In recent years, TWS (True Wireless Stereo) has been rapidly rising in the headset market. Now, users no longer need to worry about the entanglement of the headset cable when using streaming media devices. True wireless headphones are Bluetooth®-based wireless headphones. The left and right channels are separated into two individuals that are independent and paired with each other. Although this innovative design eliminates the need for users to connect their phones or other devices with wires, it poses a new set of design challenges for headset manufacturers.
In order to maximize battery life and battery run time, the headset must be properly positioned in the charging case and can be charged efficiently. A cost-effective method is to use a current detection amplifier to monitor the charging of the ear buds, and use the Hall-effect switch for the opening and closing of the wireless charging box and the position of the ear buds to maximize the battery charging efficiency and battery life.
Designing with a current sense amplifier
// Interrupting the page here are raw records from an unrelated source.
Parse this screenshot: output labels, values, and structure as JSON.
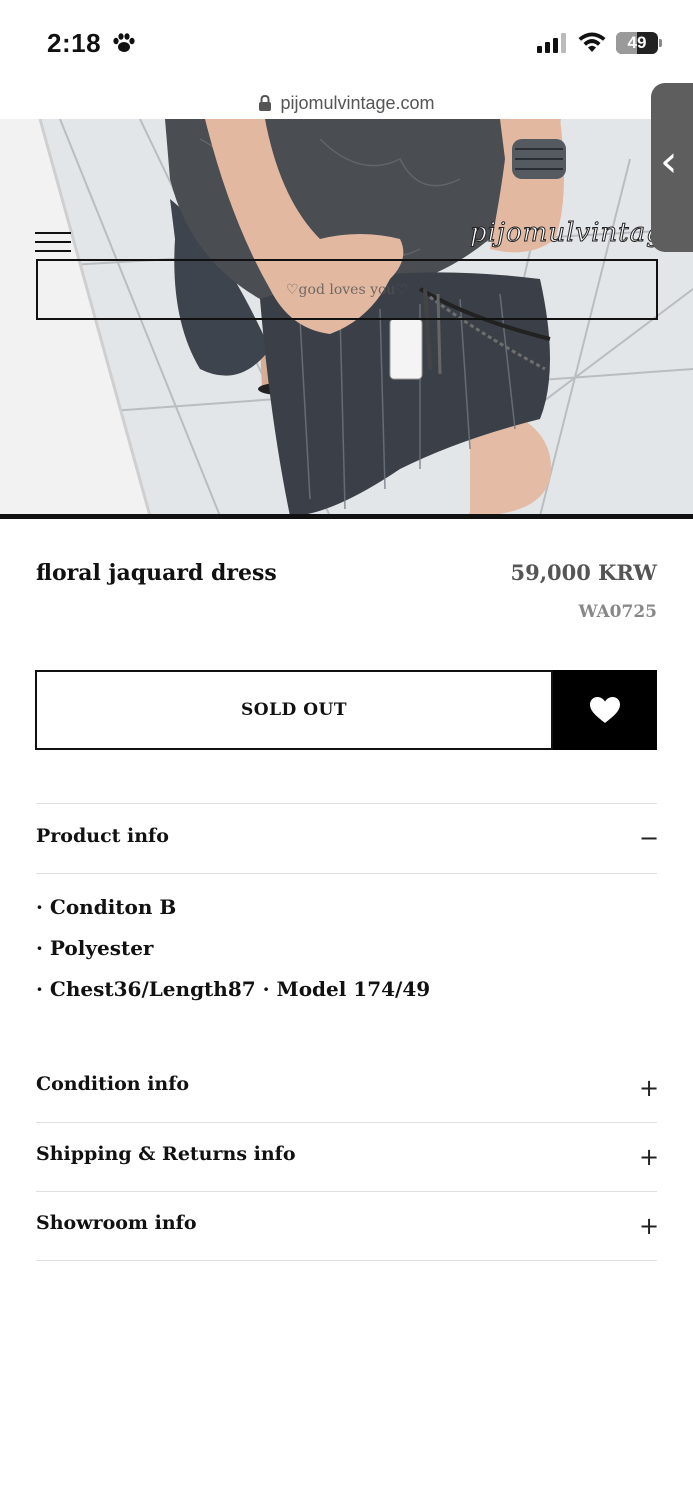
{
  "status_bar": {
    "time": "2:18",
    "battery": "49",
    "battery_level": 0.49
  },
  "browser": {
    "url": "pijomulvintage.com"
  },
  "header": {
    "banner_text": "♡god loves you♡",
    "brand": "pijomulvintage"
  },
  "product": {
    "title": "floral jaquard dress",
    "price": "59,000 KRW",
    "sku": "WA0725",
    "sold_out_label": "SOLD OUT"
  },
  "accordion": {
    "product_info": {
      "title": "Product info",
      "icon": "−",
      "lines": [
        "· Conditon B",
        "· Polyester",
        "· Chest36/Length87  · Model 174/49"
      ]
    },
    "condition_info": {
      "title": "Condition info",
      "icon": "+"
    },
    "shipping_info": {
      "title": "Shipping & Returns info",
      "icon": "+"
    },
    "showroom_info": {
      "title": "Showroom info",
      "icon": "+"
    }
  },
  "icons": {
    "status": [
      "paw-icon",
      "cellular-signal-icon",
      "wifi-icon",
      "battery-icon"
    ],
    "page": [
      "lock-icon",
      "menu-icon",
      "heart-icon",
      "chevron-left-icon"
    ]
  },
  "colors": {
    "accent": "#000000",
    "price": "#555555",
    "sku": "#888888",
    "rule": "#e0e0e0"
  }
}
The battery capacity of TWS is usually below 100-mAh. Therefore, in order to protect and accurately charge these small-capacity batteries, we need more accurate current measurements. Traditional battery chargers and fuel gauges excel at monitoring the current of larger batteries, except the current at lower levels.
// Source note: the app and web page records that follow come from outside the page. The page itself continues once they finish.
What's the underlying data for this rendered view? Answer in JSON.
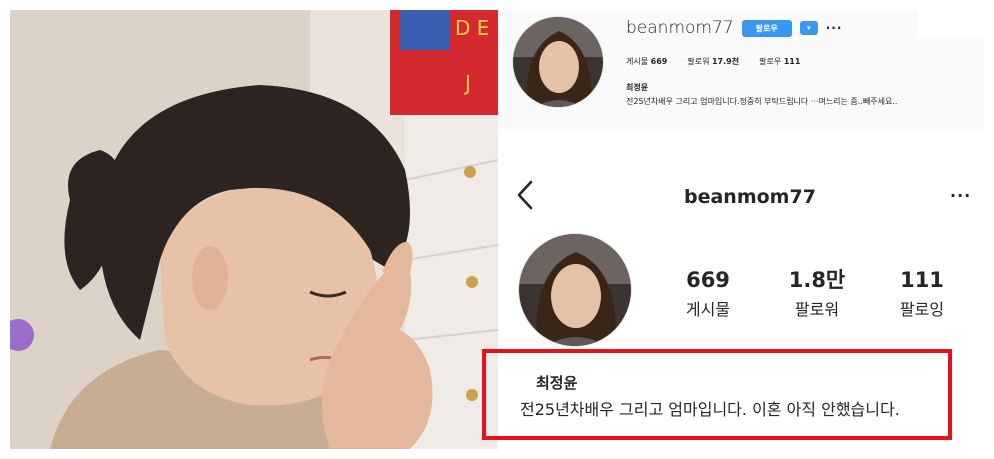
{
  "header_capture": {
    "username": "beanmom77",
    "follow_label": "팔로우",
    "dropdown_glyph": "▾",
    "more_glyph": "···",
    "stats": [
      {
        "label": "게시물",
        "value": "669"
      },
      {
        "label": "팔로워",
        "value": "17.9천"
      },
      {
        "label": "팔로우",
        "value": "111"
      }
    ],
    "name": "최정윤",
    "bio": "전25년차배우 그리고 엄마입니다.정중히 부탁드립니다 ···며느리는 좀..빼주세요.."
  },
  "mobile_profile": {
    "back_icon": "chevron-left-icon",
    "username": "beanmom77",
    "more_glyph": "···",
    "stats": [
      {
        "value": "669",
        "label": "게시물"
      },
      {
        "value": "1.8만",
        "label": "팔로워"
      },
      {
        "value": "111",
        "label": "팔로잉"
      }
    ],
    "name": "최정윤",
    "bio": "전25년차배우 그리고 엄마입니다. 이혼 아직 안했습니다."
  },
  "colors": {
    "follow_button": "#3897f0",
    "highlight_box": "#e8101a",
    "text": "#262626"
  }
}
Dedicated current sense amplifiers are more accurate when measuring small currents. If you already have a microcontroller (MCU) or power management integrated circuit (PMIC) in your design, you can use the output of these amplifiers to monitor and measure battery usage and battery life based on algorithms written to the MCU or PMIC.
Placing two small current detection amplifiers (such as INA216) in the wireless earphone charging box can achieve high-precision charging current measurement. Alternatively, if solution size is a priority, a single dual-channel current-sense amplifier like the INA2180 is recommended.
If accuracy is not an important factor, and assuming equal current distribution, then a current sensor can monitor the charging of both earbuds. A bidirectional current-sense amplifier, such as the INA191 or INA210, is placed in the earbuds to enable both charging and measurement functions. No matter which topology you use, these devices will better protect the battery, because even small current changes will affect the battery life.
Designing with Hall-Effect Sensors
The new feature of TWS is innovation of charging and carrying out. The opening and closing of the charging box can be used to open or close the Bluetooth connection, and the in-box / out-box detection can determine whether to stop charging and pair the left and right ears. Other sensor technologies may not cost-effectively implement these functions with the right sensitivity, so choosing the right sensor is critical.
The Hall-effect sensor can be well applied to detect the charging of the earbuds. Since magnets have been used to close the charging case lid, using a magnetic sensing solution in the form of a Hall-effect switch to detect the lid is clearly a solution to connect / disconnect Bluetooth without additional parts. In addition, putting the magnet in the earbud is a method for effectively charging by detecting whether there is an earbud in the charging case.
Choosing the right digital Hall-effect sensor is very important, and the low frequency / low power consumption makes the DRV5032 the best choice. For the application of Hall-effect sensors in earplugs, it is possible to provide magnet detection information 5 times per second. This frequency allows you to use the DRV5032’s low-power option, which consumes only about 0.5μA of quiescent current without severely impacting battery life.
The state of charge and charging case detection are important for using a small-capacity battery and wirelessly connected earbuds. Current-sense amplifiers and Hall-effect sensors provide a solution for those struggling to design around these new features and challenges.
Read more sensor technology: http://www.apogeeweb.net/categroy/4.html